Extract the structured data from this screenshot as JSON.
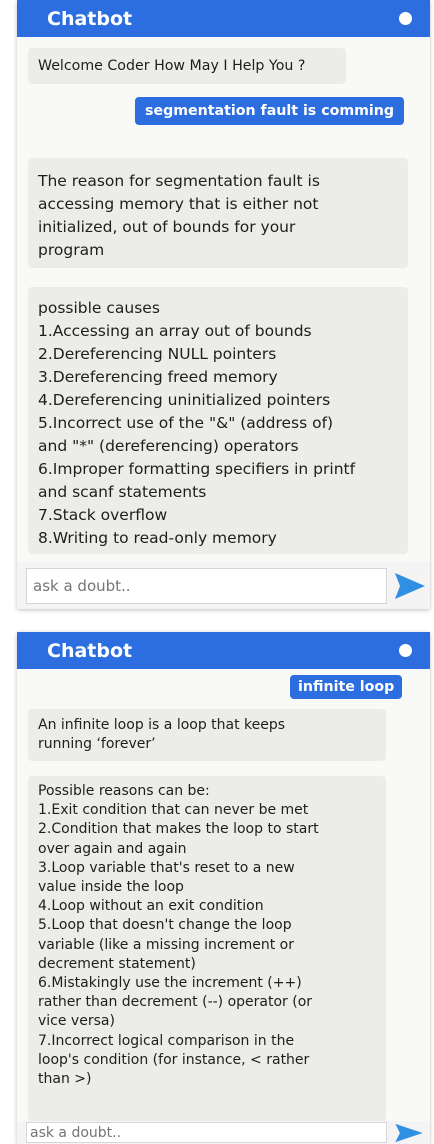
{
  "panel1": {
    "header": {
      "title": "Chatbot"
    },
    "messages": {
      "welcome": "Welcome Coder How May I Help You ?",
      "user": "segmentation fault is comming",
      "reason": "The reason for segmentation fault is\naccessing memory that is either not\ninitialized, out of bounds for your\nprogram",
      "causes": "possible causes\n1.Accessing an array out of bounds\n2.Dereferencing NULL pointers\n3.Dereferencing freed memory\n4.Dereferencing uninitialized pointers\n5.Incorrect use of the \"&\" (address of)\nand \"*\" (dereferencing) operators\n6.Improper formatting specifiers in printf\nand scanf statements\n7.Stack overflow\n8.Writing to read-only memory"
    },
    "input": {
      "placeholder": "ask a doubt.."
    }
  },
  "panel2": {
    "header": {
      "title": "Chatbot"
    },
    "messages": {
      "user": "infinite loop",
      "definition": "An infinite loop is a loop that keeps\nrunning ‘forever’",
      "reasons": "Possible reasons can be:\n1.Exit condition that can never be met\n2.Condition that makes the loop to start\nover again and again\n3.Loop variable that's reset to a new\nvalue inside the loop\n4.Loop without an exit condition\n5.Loop that doesn't change the loop\nvariable (like a missing increment or\ndecrement statement)\n6.Mistakingly use the increment (++)\nrather than decrement (--) operator (or\nvice versa)\n7.Incorrect logical comparison in the\nloop's condition (for instance, < rather\nthan >)"
    },
    "input": {
      "placeholder": "ask a doubt.."
    }
  },
  "colors": {
    "header": "#2c6de0",
    "user_bubble": "#2c6de0",
    "bot_bubble": "#ecece8",
    "send_icon": "#2f8fe3"
  },
  "icons": {
    "status": "status-dot-icon",
    "send": "send-icon"
  }
}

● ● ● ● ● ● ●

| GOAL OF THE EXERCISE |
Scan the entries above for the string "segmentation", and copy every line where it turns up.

| SOLVED EXERCISE |
      "user": "segmentation fault is comming",
      "reason": "The reason for segmentation fault is\naccessing memory that is either not\ninitialized, out of bounds for your\nprogram",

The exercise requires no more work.